On December 17, 2014, President Obama announced that the United States will ease certain travel, trade, and financial restrictions on Cuba and will pursue normalized diplomatic relations between the two countries.  The announcement represents a shift in US sanctions policy toward Cuba, which has been subject to a strict embargo by the United States for over fifty years. 

The US Treasury Department, Office of Foreign Assets Control (OFAC) has issued Frequently Asked Question guidance stating that the changes will be implemented “in the coming weeks” through OFAC’s amendment of the Cuban Assets Control Regulations (31 C.F.R. Part 515), as well as through amendment of the Export Administration Regulations (15 C.F.R. Parts 730-774) by the US Department of Commerce, Bureau of Industry and Security (BIS).

Travel Restrictions

General licenses will be issued to travelers under twelve categories of previously authorized travel, including family visits, journalistic activity, professional research and meetings, educational or religious activities, support for the Cuban people, and humanitarian projects.  Currently, there are only general licenses for certain of the twelve categories, while there is a specific licensing requirement for other categories.  Authorized travelers will be able to make arrangements through a service provider that complies with the regulations on travel services to Cuba established by OFAC.  General licenses will be issued to authorize the provision of such travel service.  Finally, the Administration contemplates policy changes to make it easier for US persons to provide training to private Cuban businesses and small farmers, as well as to provide other (as of yet unspecified)  types of support for the growth of Cuba’s private sector. 

Trade Restrictions

The United States will also authorize the commercial sale and export of certain goods and services to Cuba, including building materials for private residential construction, “goods for use by private sector Cuban entrepreneurs,” agricultural equipment for small farmers, and consumer communication devices, software, applications, and services. 

Telecommunications providers will be authorized to “establish necessary mechanisms, including infrastructure,” to provide commercial telecommunications and internet access.  In addition, OFAC will authorize the commercial sale and export of certain consumer communications devices, as well as related software, applications, hardware, and services.

Licensed travelers to Cuba may also import to the United States up to $400 in Cuban goods, including no more than $100 of tobacco and alcohol products. 

Financial Restrictions and Remittances

US credit and debit cards will be permitted for use in Cuba, and US financial institutions will be permitted to open correspondent accounts at Cuban financial institutions to facilitate authorized transactions.

Furthermore, remittance levels for general donative remittances to Cuba will be raised from $500 per quarter to $2,000 per quarter, and a general license will be available for donative remittances for humanitarian projects, support for the Cuban people, and support for the development of private business in Cuba.  Remittance forwarders will no longer require a specific license.

Third-Country Restrictions

General licenses will unblock the accounts in US banks of Cuban nationals who have relocated outside of Cuba.  Further, foreign subsidiaries of US companies will be generally licensed to provide services to, and engage in financial transactions with, Cuban individuals in third countries.

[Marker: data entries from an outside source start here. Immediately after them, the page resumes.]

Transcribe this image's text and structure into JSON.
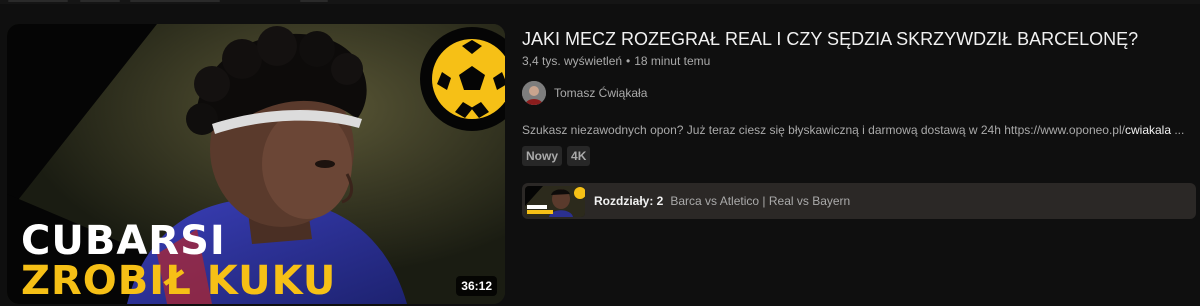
{
  "video": {
    "thumbnail": {
      "line1": "CUBARSI",
      "line2": "ZROBIŁ KUKU",
      "duration": "36:12",
      "icon": "football-icon",
      "colors": {
        "accent": "#f6c016",
        "text": "#ffffff"
      }
    },
    "title": "JAKI MECZ ROZEGRAŁ REAL I CZY SĘDZIA SKRZYWDZIŁ BARCELONĘ?",
    "views": "3,4 tys. wyświetleń",
    "age": "18 minut temu",
    "channel": {
      "name": "Tomasz Ćwiąkała"
    },
    "description": {
      "text": "Szukasz niezawodnych opon? Już teraz ciesz się błyskawiczną i darmową dostawą w 24h https://www.oponeo.pl/",
      "bold": "cwiakala",
      "ellipsis": " ..."
    },
    "badges": [
      "Nowy",
      "4K"
    ],
    "chapters": {
      "label": "Rozdziały: 2",
      "list": "Barca vs Atletico | Real vs Bayern"
    }
  }
}
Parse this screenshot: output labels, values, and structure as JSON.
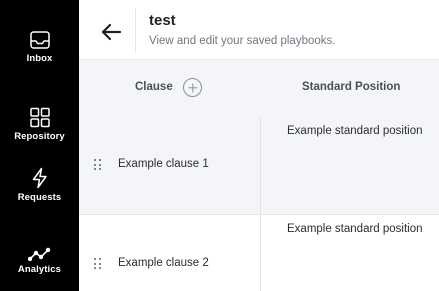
{
  "sidebar": {
    "items": [
      {
        "label": "Inbox",
        "icon": "inbox-icon"
      },
      {
        "label": "Repository",
        "icon": "grid-icon"
      },
      {
        "label": "Requests",
        "icon": "lightning-icon"
      },
      {
        "label": "Analytics",
        "icon": "trend-line-icon"
      }
    ]
  },
  "header": {
    "title": "test",
    "subtitle": "View and edit your saved playbooks.",
    "back_icon": "arrow-left-icon"
  },
  "table": {
    "columns": [
      "Clause",
      "Standard Position"
    ],
    "add_icon": "plus-circle-icon",
    "rows": [
      {
        "clause": "Example clause 1",
        "position": "Example standard position"
      },
      {
        "clause": "Example clause 2",
        "position": "Example standard position"
      }
    ]
  },
  "colors": {
    "sidebar_bg": "#000000",
    "header_bg": "#ffffff",
    "row_alt_bg": "#f4f5f9",
    "text": "#24262b",
    "muted_text": "#71767f"
  }
}
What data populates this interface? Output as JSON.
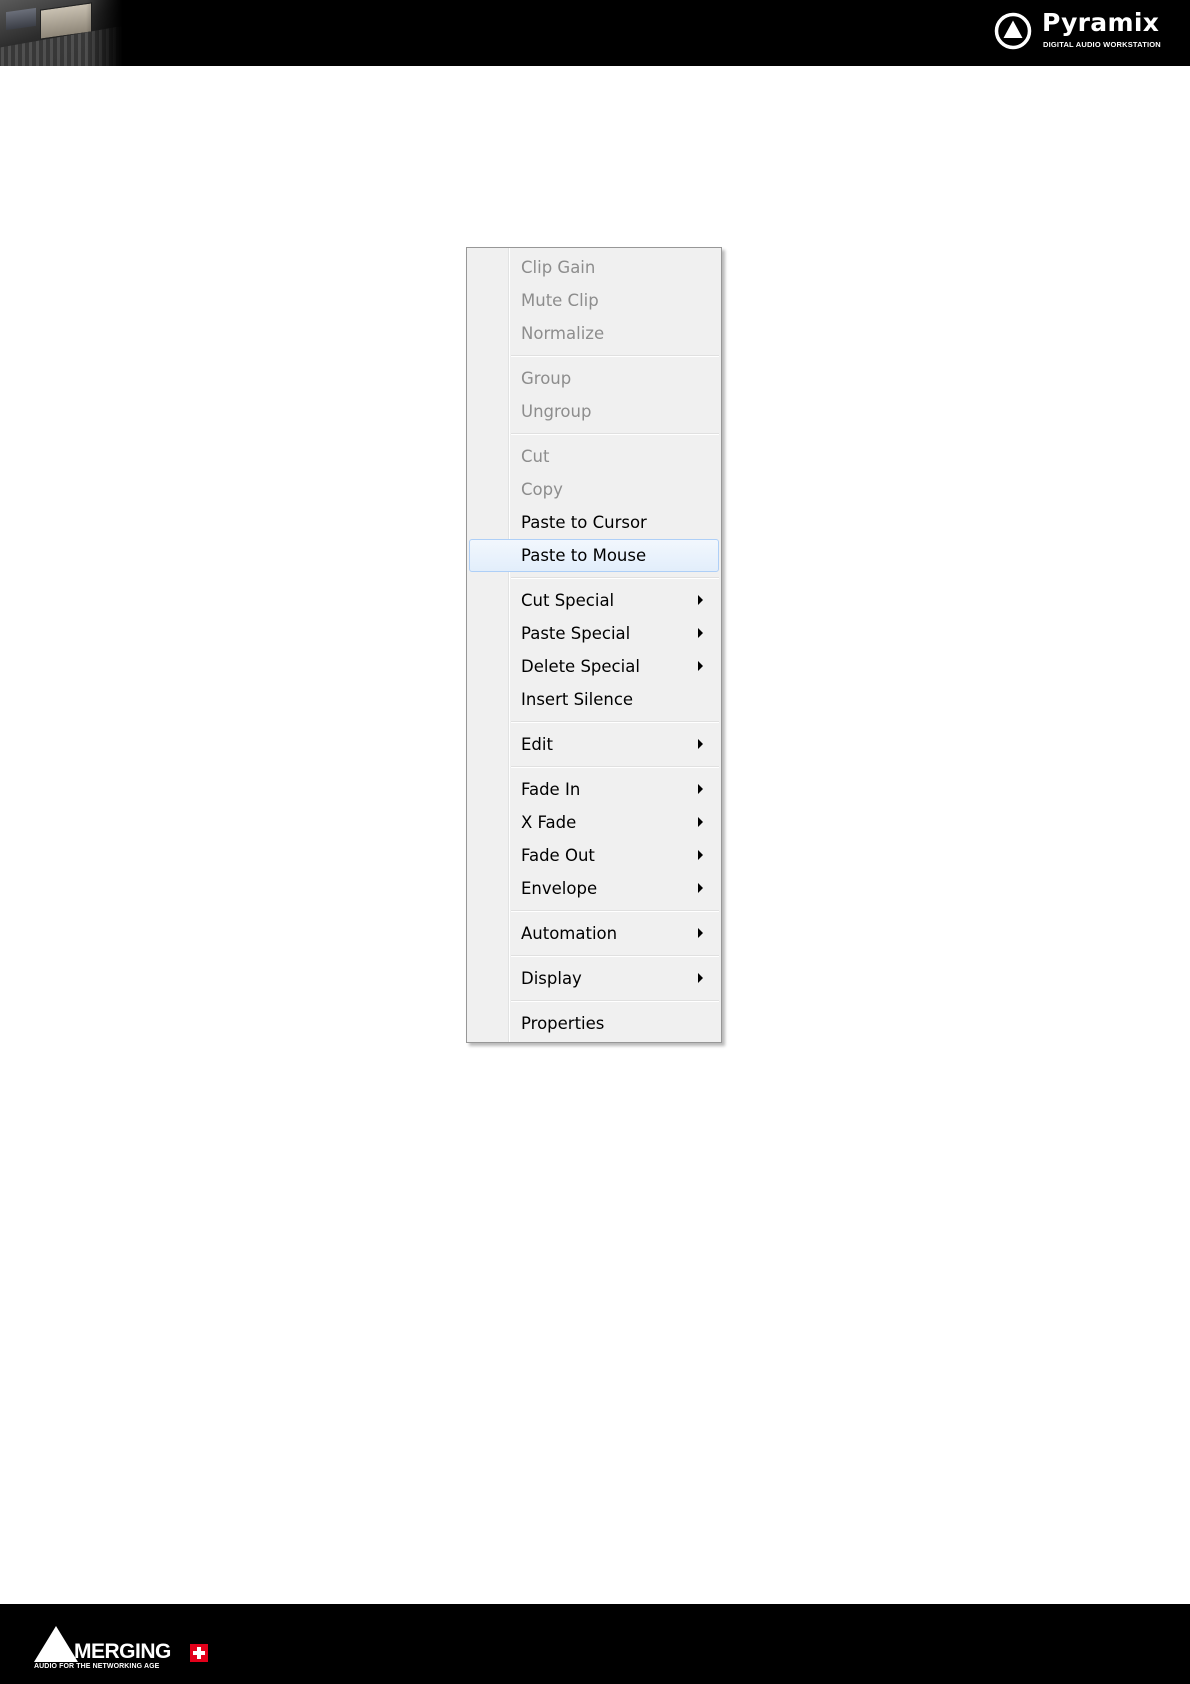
{
  "header": {
    "brand_name": "Pyramix",
    "brand_tagline": "DIGITAL AUDIO WORKSTATION",
    "brand_icon": "pyramix-triangle-icon"
  },
  "context_menu": {
    "groups": [
      [
        {
          "label": "Clip Gain",
          "disabled": true,
          "submenu": false
        },
        {
          "label": "Mute Clip",
          "disabled": true,
          "submenu": false
        },
        {
          "label": "Normalize",
          "disabled": true,
          "submenu": false
        }
      ],
      [
        {
          "label": "Group",
          "disabled": true,
          "submenu": false
        },
        {
          "label": "Ungroup",
          "disabled": true,
          "submenu": false
        }
      ],
      [
        {
          "label": "Cut",
          "disabled": true,
          "submenu": false
        },
        {
          "label": "Copy",
          "disabled": true,
          "submenu": false
        },
        {
          "label": "Paste to Cursor",
          "disabled": false,
          "submenu": false
        },
        {
          "label": "Paste to Mouse",
          "disabled": false,
          "submenu": false,
          "highlighted": true
        }
      ],
      [
        {
          "label": "Cut Special",
          "disabled": false,
          "submenu": true
        },
        {
          "label": "Paste Special",
          "disabled": false,
          "submenu": true
        },
        {
          "label": "Delete Special",
          "disabled": false,
          "submenu": true
        },
        {
          "label": "Insert Silence",
          "disabled": false,
          "submenu": false
        }
      ],
      [
        {
          "label": "Edit",
          "disabled": false,
          "submenu": true
        }
      ],
      [
        {
          "label": "Fade In",
          "disabled": false,
          "submenu": true
        },
        {
          "label": "X Fade",
          "disabled": false,
          "submenu": true
        },
        {
          "label": "Fade Out",
          "disabled": false,
          "submenu": true
        },
        {
          "label": "Envelope",
          "disabled": false,
          "submenu": true
        }
      ],
      [
        {
          "label": "Automation",
          "disabled": false,
          "submenu": true
        }
      ],
      [
        {
          "label": "Display",
          "disabled": false,
          "submenu": true
        }
      ],
      [
        {
          "label": "Properties",
          "disabled": false,
          "submenu": false
        }
      ]
    ],
    "submenu_icon": "chevron-right-icon"
  },
  "footer": {
    "logo_name": "MERGING",
    "logo_tagline": "AUDIO FOR THE NETWORKING AGE",
    "logo_icon": "merging-triangle-icon",
    "flag_icon": "swiss-cross-icon"
  },
  "colors": {
    "bar_background": "#000000",
    "menu_background": "#f0f0f0",
    "disabled_text": "#8d8d8d",
    "highlight_border": "#aecff7",
    "swiss_red": "#e2001a"
  }
}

US persons will be authorized to participate in third-country conferences and meetings related to Cuba.

In addition, foreign vessels will be permitted to enter the United States after having engaged in certain humanitarian trade with Cuba.


President Obama’s announcement clears the way for OFAC and BIS to introduce a limited easing of sanctions against Cuba.  While this may mark a diplomatic breakthrough, it is important to note that this initial round of sanctions relaxation will be focused on certain narrow areas.  The core aspects of the embargo have been codified into law by Congress, and can only be fully lifted through congressional action.  Furthermore, the Obama Administration has made clear that it will continue to enforce existing restrictions.  However, the President’s announcement has placed the United States and Cuba on a new diplomatic footing, and for the first time in decades there may be a significant prospect of the embargo being lifted at some point in the future.